In the data below, find each line containing the string "JSON" and return it.

· · · ·

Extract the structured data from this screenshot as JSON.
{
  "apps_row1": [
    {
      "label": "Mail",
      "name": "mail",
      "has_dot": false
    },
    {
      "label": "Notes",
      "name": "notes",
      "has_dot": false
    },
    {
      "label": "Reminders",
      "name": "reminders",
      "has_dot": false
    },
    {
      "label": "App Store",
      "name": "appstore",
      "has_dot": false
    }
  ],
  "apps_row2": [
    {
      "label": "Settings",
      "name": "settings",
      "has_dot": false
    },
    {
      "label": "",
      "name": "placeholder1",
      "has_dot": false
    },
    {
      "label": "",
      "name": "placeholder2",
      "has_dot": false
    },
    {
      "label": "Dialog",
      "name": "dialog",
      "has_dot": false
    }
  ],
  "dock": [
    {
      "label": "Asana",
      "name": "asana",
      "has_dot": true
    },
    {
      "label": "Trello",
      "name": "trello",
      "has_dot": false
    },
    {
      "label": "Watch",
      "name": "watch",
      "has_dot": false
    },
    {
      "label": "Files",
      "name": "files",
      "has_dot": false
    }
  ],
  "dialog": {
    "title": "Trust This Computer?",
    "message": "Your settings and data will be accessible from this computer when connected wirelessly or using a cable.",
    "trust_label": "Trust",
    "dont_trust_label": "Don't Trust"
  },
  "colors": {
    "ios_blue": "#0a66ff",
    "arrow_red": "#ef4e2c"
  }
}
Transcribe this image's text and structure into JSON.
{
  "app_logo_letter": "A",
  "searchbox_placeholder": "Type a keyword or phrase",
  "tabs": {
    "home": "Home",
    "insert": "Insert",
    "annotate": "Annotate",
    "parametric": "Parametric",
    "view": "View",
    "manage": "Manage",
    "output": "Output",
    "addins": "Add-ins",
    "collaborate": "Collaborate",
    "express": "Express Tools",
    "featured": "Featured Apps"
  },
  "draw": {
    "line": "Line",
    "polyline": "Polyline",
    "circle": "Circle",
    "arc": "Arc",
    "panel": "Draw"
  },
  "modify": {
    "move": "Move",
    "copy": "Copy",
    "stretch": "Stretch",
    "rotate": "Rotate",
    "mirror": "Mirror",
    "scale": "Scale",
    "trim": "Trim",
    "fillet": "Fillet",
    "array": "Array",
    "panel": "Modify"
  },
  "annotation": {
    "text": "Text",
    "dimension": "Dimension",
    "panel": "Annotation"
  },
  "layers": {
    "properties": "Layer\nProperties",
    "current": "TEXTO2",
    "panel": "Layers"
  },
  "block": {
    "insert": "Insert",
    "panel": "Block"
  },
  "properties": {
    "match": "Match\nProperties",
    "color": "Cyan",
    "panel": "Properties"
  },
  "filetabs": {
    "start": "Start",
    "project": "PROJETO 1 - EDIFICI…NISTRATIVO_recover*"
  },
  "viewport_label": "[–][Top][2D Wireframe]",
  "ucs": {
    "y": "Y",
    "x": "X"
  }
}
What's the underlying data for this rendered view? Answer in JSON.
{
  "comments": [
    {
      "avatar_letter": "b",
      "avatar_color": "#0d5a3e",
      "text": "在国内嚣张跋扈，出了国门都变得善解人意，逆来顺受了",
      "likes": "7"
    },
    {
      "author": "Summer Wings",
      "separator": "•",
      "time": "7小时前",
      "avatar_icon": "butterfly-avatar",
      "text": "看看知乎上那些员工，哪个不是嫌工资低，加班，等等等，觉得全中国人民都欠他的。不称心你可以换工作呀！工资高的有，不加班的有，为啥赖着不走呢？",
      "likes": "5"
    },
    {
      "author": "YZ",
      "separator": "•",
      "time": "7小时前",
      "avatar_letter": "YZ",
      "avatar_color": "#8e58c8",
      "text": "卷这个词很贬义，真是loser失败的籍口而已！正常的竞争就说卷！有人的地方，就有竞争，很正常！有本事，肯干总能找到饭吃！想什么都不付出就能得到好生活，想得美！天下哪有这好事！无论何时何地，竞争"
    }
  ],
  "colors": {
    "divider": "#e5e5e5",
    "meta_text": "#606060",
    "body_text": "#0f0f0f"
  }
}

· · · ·

**Your response:**
Extract the structured data from this screenshot as JSON.
Transcribe this image's text and structure into JSON.
What's the underlying data for this rendered view? Answer in JSON.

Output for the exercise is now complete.